## Supplied data

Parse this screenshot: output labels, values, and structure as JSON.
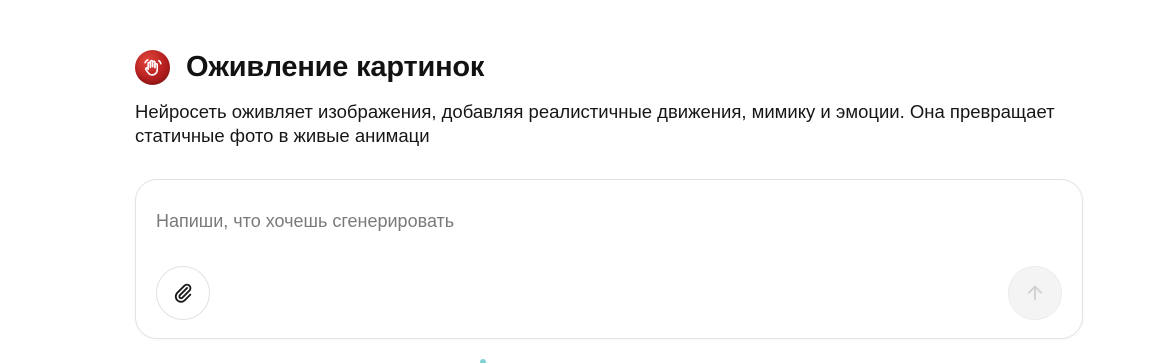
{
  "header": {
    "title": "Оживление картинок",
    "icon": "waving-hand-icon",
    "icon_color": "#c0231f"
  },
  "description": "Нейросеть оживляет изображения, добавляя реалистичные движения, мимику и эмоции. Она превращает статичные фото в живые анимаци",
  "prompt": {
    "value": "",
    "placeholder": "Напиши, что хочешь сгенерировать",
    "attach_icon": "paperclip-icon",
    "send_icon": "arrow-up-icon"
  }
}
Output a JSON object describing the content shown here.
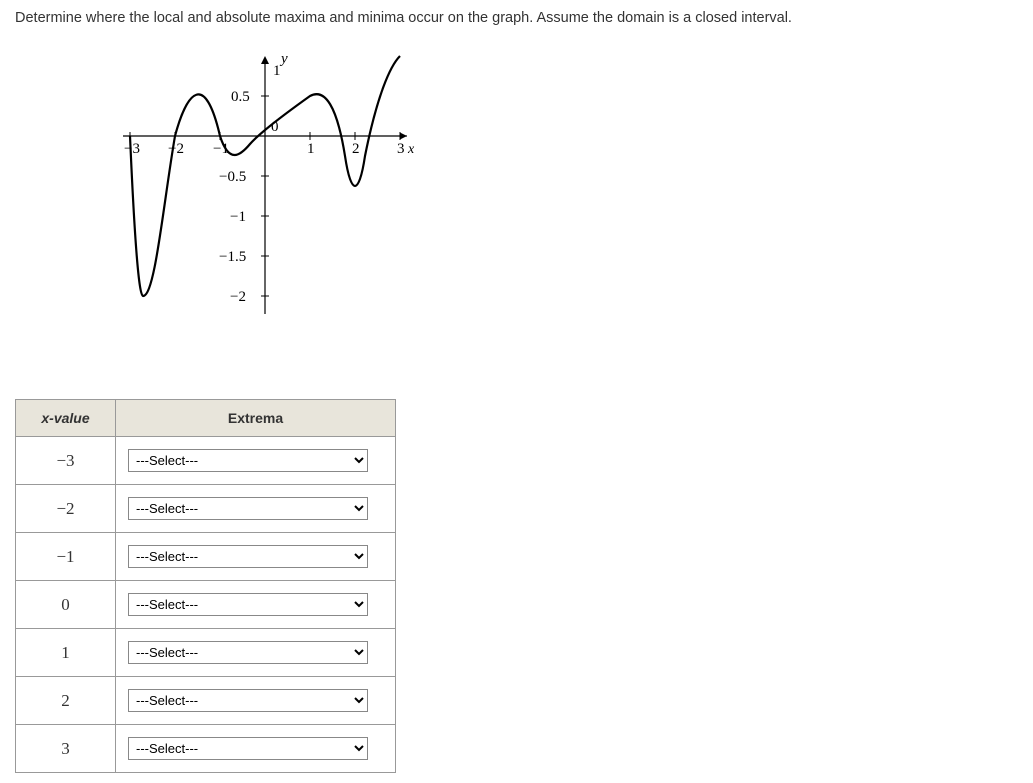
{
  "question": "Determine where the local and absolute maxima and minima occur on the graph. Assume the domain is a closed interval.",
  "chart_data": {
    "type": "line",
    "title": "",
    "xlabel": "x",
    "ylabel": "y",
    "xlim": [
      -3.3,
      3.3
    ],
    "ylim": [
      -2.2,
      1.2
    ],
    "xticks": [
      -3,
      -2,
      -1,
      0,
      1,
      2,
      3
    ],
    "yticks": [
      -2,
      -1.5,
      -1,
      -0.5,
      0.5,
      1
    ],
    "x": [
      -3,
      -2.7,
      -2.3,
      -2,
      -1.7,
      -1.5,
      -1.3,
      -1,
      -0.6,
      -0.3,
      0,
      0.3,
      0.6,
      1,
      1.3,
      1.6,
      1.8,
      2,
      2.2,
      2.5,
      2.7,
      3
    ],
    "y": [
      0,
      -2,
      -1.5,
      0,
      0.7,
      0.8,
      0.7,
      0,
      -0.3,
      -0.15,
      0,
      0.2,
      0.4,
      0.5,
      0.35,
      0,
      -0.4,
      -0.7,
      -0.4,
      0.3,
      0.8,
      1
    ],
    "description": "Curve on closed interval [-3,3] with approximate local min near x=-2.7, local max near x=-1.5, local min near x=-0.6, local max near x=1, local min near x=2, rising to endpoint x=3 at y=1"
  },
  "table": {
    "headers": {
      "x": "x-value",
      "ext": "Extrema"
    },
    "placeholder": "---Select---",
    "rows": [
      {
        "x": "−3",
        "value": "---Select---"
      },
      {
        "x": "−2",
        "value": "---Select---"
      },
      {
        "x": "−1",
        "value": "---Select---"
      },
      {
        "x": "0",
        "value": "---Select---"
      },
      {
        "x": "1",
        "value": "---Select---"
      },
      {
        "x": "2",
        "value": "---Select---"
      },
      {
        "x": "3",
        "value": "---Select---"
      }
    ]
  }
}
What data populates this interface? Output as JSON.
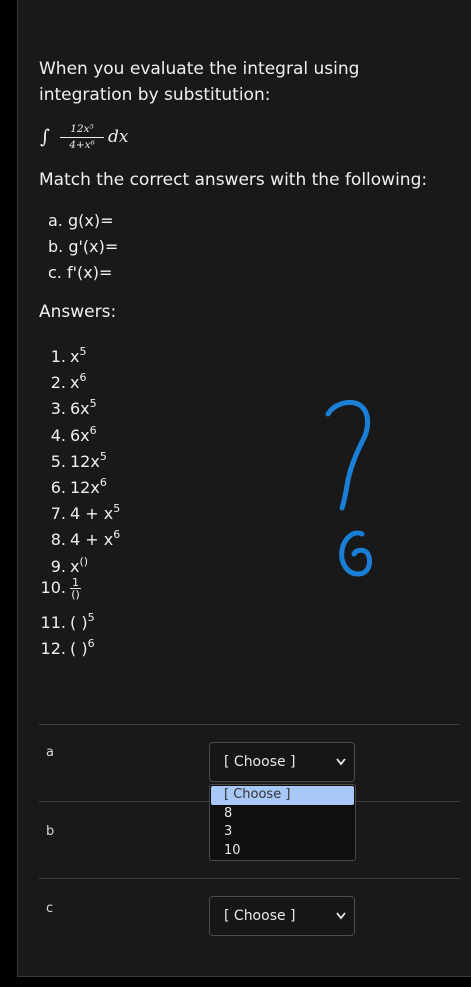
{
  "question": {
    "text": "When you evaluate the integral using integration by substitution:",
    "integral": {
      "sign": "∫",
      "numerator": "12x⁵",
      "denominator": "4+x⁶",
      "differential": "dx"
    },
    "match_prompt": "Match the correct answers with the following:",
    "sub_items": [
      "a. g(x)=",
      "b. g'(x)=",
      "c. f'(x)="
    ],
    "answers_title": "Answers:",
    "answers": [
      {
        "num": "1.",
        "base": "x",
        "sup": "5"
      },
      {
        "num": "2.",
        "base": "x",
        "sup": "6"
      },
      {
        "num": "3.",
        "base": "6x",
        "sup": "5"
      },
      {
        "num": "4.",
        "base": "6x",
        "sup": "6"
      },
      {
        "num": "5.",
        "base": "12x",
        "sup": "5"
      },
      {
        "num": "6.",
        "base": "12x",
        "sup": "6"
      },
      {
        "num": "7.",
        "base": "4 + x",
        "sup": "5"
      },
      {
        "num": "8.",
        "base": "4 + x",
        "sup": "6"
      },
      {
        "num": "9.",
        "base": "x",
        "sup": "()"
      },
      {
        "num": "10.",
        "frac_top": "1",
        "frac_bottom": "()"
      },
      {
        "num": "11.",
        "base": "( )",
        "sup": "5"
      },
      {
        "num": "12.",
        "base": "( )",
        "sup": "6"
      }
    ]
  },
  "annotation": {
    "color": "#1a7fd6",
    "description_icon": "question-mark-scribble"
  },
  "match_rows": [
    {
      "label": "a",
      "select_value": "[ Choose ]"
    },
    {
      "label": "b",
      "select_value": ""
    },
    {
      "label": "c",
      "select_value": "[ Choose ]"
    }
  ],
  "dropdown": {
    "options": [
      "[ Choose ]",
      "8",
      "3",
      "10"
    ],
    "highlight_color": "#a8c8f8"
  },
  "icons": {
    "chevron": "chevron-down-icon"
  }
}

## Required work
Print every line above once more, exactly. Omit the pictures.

## Solution to this exercise
Parse this screenshot: output labels, values, and structure as JSON.
{
  "header": {
    "title": "Оживление картинок",
    "icon": "waving-hand-icon",
    "icon_color": "#c0231f"
  },
  "description": "Нейросеть оживляет изображения, добавляя реалистичные движения, мимику и эмоции. Она превращает статичные фото в живые анимаци",
  "prompt": {
    "value": "",
    "placeholder": "Напиши, что хочешь сгенерировать",
    "attach_icon": "paperclip-icon",
    "send_icon": "arrow-up-icon"
  }
}
Output a JSON object describing the content shown here.
{
  "question": "Determine where the local and absolute maxima and minima occur on the graph. Assume the domain is a closed interval.",
  "chart_data": {
    "type": "line",
    "title": "",
    "xlabel": "x",
    "ylabel": "y",
    "xlim": [
      -3.3,
      3.3
    ],
    "ylim": [
      -2.2,
      1.2
    ],
    "xticks": [
      -3,
      -2,
      -1,
      0,
      1,
      2,
      3
    ],
    "yticks": [
      -2,
      -1.5,
      -1,
      -0.5,
      0.5,
      1
    ],
    "x": [
      -3,
      -2.7,
      -2.3,
      -2,
      -1.7,
      -1.5,
      -1.3,
      -1,
      -0.6,
      -0.3,
      0,
      0.3,
      0.6,
      1,
      1.3,
      1.6,
      1.8,
      2,
      2.2,
      2.5,
      2.7,
      3
    ],
    "y": [
      0,
      -2,
      -1.5,
      0,
      0.7,
      0.8,
      0.7,
      0,
      -0.3,
      -0.15,
      0,
      0.2,
      0.4,
      0.5,
      0.35,
      0,
      -0.4,
      -0.7,
      -0.4,
      0.3,
      0.8,
      1
    ],
    "description": "Curve on closed interval [-3,3] with approximate local min near x=-2.7, local max near x=-1.5, local min near x=-0.6, local max near x=1, local min near x=2, rising to endpoint x=3 at y=1"
  },
  "table": {
    "headers": {
      "x": "x-value",
      "ext": "Extrema"
    },
    "placeholder": "---Select---",
    "rows": [
      {
        "x": "−3",
        "value": "---Select---"
      },
      {
        "x": "−2",
        "value": "---Select---"
      },
      {
        "x": "−1",
        "value": "---Select---"
      },
      {
        "x": "0",
        "value": "---Select---"
      },
      {
        "x": "1",
        "value": "---Select---"
      },
      {
        "x": "2",
        "value": "---Select---"
      },
      {
        "x": "3",
        "value": "---Select---"
      }
    ]
  }
}
What data populates this interface? Output as JSON.
{
  "question": {
    "text": "When you evaluate the integral using integration by substitution:",
    "integral": {
      "sign": "∫",
      "numerator": "12x⁵",
      "denominator": "4+x⁶",
      "differential": "dx"
    },
    "match_prompt": "Match the correct answers with the following:",
    "sub_items": [
      "a. g(x)=",
      "b. g'(x)=",
      "c. f'(x)="
    ],
    "answers_title": "Answers:",
    "answers": [
      {
        "num": "1.",
        "base": "x",
        "sup": "5"
      },
      {
        "num": "2.",
        "base": "x",
        "sup": "6"
      },
      {
        "num": "3.",
        "base": "6x",
        "sup": "5"
      },
      {
        "num": "4.",
        "base": "6x",
        "sup": "6"
      },
      {
        "num": "5.",
        "base": "12x",
        "sup": "5"
      },
      {
        "num": "6.",
        "base": "12x",
        "sup": "6"
      },
      {
        "num": "7.",
        "base": "4 + x",
        "sup": "5"
      },
      {
        "num": "8.",
        "base": "4 + x",
        "sup": "6"
      },
      {
        "num": "9.",
        "base": "x",
        "sup": "()"
      },
      {
        "num": "10.",
        "frac_top": "1",
        "frac_bottom": "()"
      },
      {
        "num": "11.",
        "base": "( )",
        "sup": "5"
      },
      {
        "num": "12.",
        "base": "( )",
        "sup": "6"
      }
    ]
  },
  "annotation": {
    "color": "#1a7fd6",
    "description_icon": "question-mark-scribble"
  },
  "match_rows": [
    {
      "label": "a",
      "select_value": "[ Choose ]"
    },
    {
      "label": "b",
      "select_value": ""
    },
    {
      "label": "c",
      "select_value": "[ Choose ]"
    }
  ],
  "dropdown": {
    "options": [
      "[ Choose ]",
      "8",
      "3",
      "10"
    ],
    "highlight_color": "#a8c8f8"
  },
  "icons": {
    "chevron": "chevron-down-icon"
  }
}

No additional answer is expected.